- What you have to do
Within the listing below, show every line that contains the word "Options".

- Supplied data
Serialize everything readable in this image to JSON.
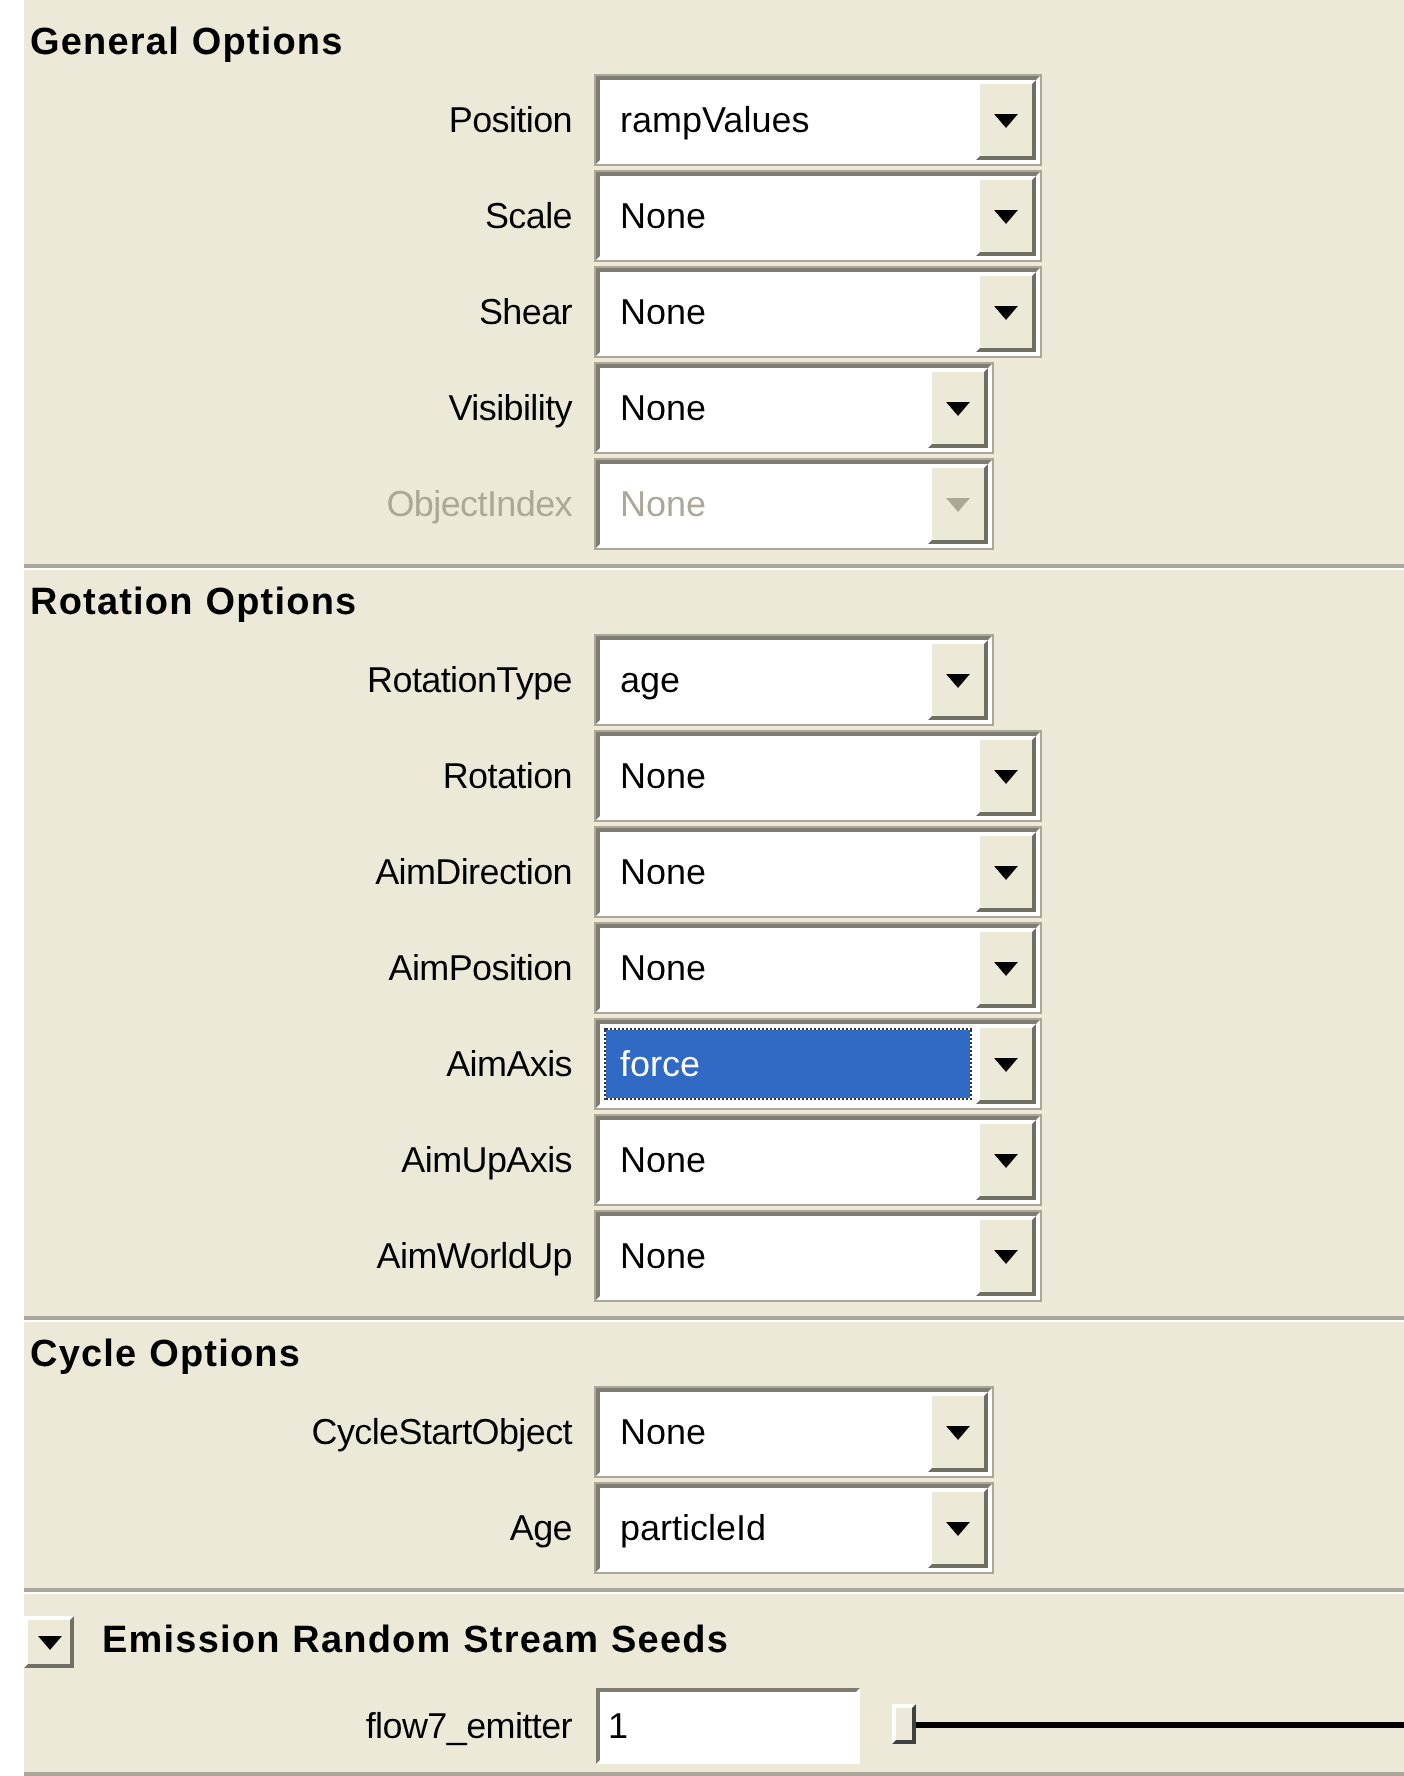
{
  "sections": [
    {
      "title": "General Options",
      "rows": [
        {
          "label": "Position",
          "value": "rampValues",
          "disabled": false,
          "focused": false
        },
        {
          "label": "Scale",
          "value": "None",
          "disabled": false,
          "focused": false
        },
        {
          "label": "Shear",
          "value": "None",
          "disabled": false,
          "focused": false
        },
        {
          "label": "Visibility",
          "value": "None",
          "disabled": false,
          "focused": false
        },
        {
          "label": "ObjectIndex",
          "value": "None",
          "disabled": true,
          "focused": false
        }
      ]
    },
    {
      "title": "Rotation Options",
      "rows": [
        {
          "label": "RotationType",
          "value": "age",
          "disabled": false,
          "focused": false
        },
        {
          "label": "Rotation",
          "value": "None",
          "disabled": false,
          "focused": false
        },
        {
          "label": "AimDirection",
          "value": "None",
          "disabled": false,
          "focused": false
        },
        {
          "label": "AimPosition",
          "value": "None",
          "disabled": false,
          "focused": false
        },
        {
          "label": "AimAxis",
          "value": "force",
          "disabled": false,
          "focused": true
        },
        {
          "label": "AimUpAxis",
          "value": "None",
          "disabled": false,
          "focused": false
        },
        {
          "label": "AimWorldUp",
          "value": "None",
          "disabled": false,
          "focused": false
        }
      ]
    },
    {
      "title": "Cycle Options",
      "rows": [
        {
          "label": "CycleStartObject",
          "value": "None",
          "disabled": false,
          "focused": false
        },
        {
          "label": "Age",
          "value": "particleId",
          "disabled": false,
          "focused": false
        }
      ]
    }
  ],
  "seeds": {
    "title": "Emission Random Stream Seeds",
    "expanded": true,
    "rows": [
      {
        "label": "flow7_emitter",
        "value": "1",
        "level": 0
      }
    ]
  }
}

- Exercise response
      "title": "General Options",
      "title": "Rotation Options",
      "title": "Cycle Options",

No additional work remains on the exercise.